• TASK DIRECTIONS: Make an exact copy of the entries, and keep any pictures out of it.

BEGIN DATA PROVIDED

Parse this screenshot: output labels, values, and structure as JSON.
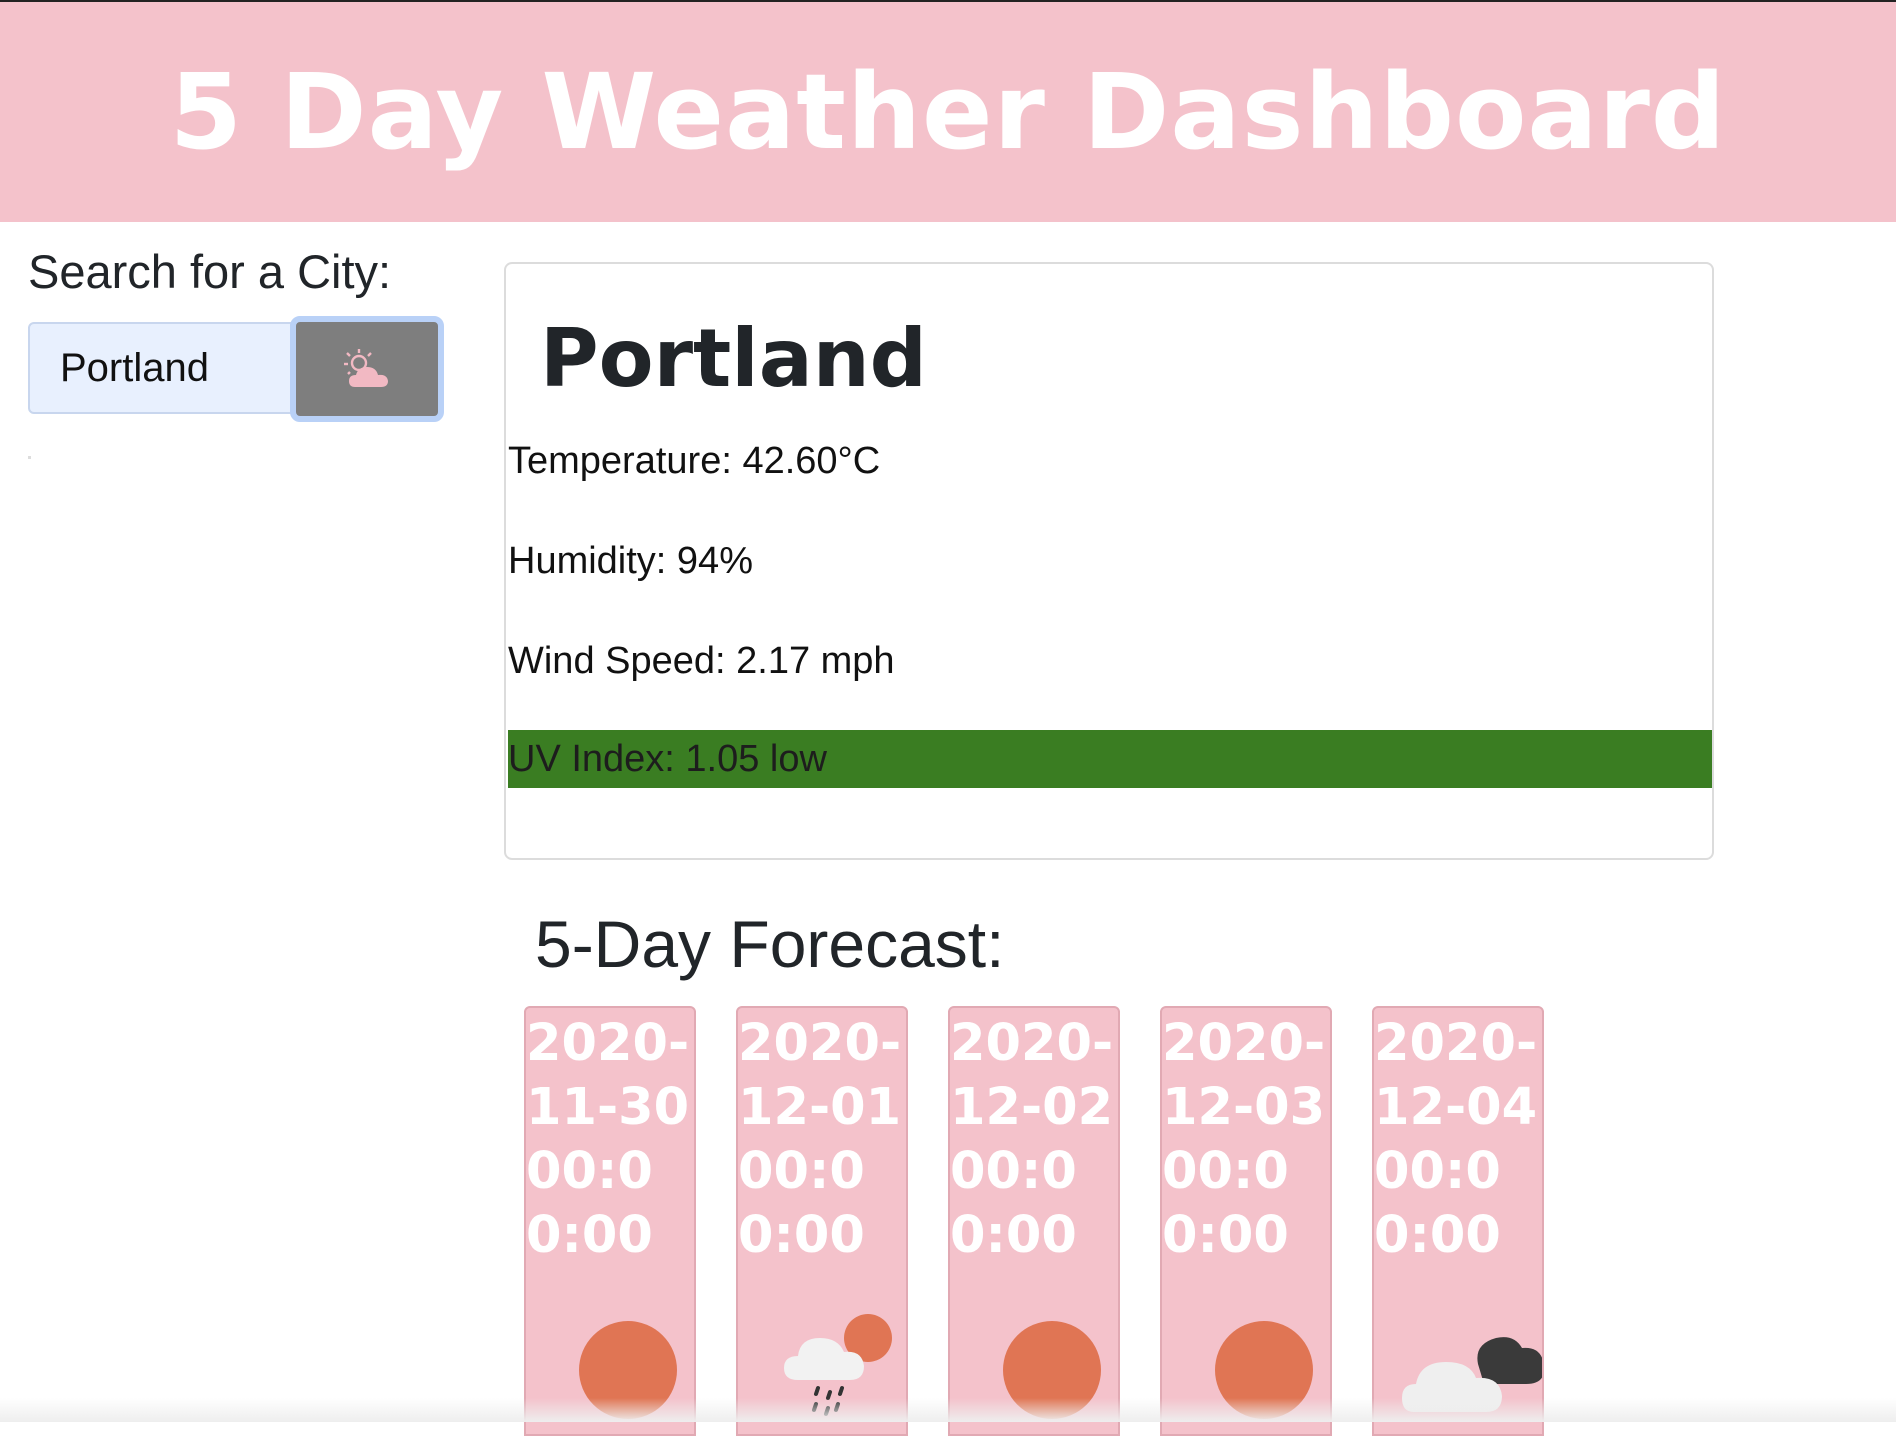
{
  "header": {
    "title": "5 Day Weather Dashboard"
  },
  "search": {
    "heading": "Search for a City:",
    "input_value": "Portland",
    "button_icon": "partly-cloudy-icon"
  },
  "current": {
    "city": "Portland",
    "temperature": "Temperature: 42.60°C",
    "humidity": "Humidity: 94%",
    "wind": "Wind Speed: 2.17 mph",
    "uv": "UV Index: 1.05 low",
    "uv_color": "#3a7d22"
  },
  "forecast": {
    "heading": "5-Day Forecast:",
    "days": [
      {
        "date": "2020-11-30 00:00:00",
        "icon": "sun-icon"
      },
      {
        "date": "2020-12-01 00:00:00",
        "icon": "rain-cloud-sun-icon"
      },
      {
        "date": "2020-12-02 00:00:00",
        "icon": "sun-icon"
      },
      {
        "date": "2020-12-03 00:00:00",
        "icon": "sun-icon"
      },
      {
        "date": "2020-12-04 00:00:00",
        "icon": "cloudy-icon"
      }
    ]
  },
  "colors": {
    "header_bg": "#f4c2cb",
    "card_bg": "#f4c2cb",
    "sun": "#e07554",
    "button_bg": "#7e7e7e"
  }
}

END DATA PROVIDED

• ANSWER FOR THE TASK:
Parse this screenshot: output labels, values, and structure as JSON.
{
  "header": {
    "title": "5 Day Weather Dashboard"
  },
  "search": {
    "heading": "Search for a City:",
    "input_value": "Portland",
    "button_icon": "partly-cloudy-icon"
  },
  "current": {
    "city": "Portland",
    "temperature": "Temperature: 42.60°C",
    "humidity": "Humidity: 94%",
    "wind": "Wind Speed: 2.17 mph",
    "uv": "UV Index: 1.05 low",
    "uv_color": "#3a7d22"
  },
  "forecast": {
    "heading": "5-Day Forecast:",
    "days": [
      {
        "date": "2020-11-30 00:00:00",
        "icon": "sun-icon"
      },
      {
        "date": "2020-12-01 00:00:00",
        "icon": "rain-cloud-sun-icon"
      },
      {
        "date": "2020-12-02 00:00:00",
        "icon": "sun-icon"
      },
      {
        "date": "2020-12-03 00:00:00",
        "icon": "sun-icon"
      },
      {
        "date": "2020-12-04 00:00:00",
        "icon": "cloudy-icon"
      }
    ]
  },
  "colors": {
    "header_bg": "#f4c2cb",
    "card_bg": "#f4c2cb",
    "sun": "#e07554",
    "button_bg": "#7e7e7e"
  }
}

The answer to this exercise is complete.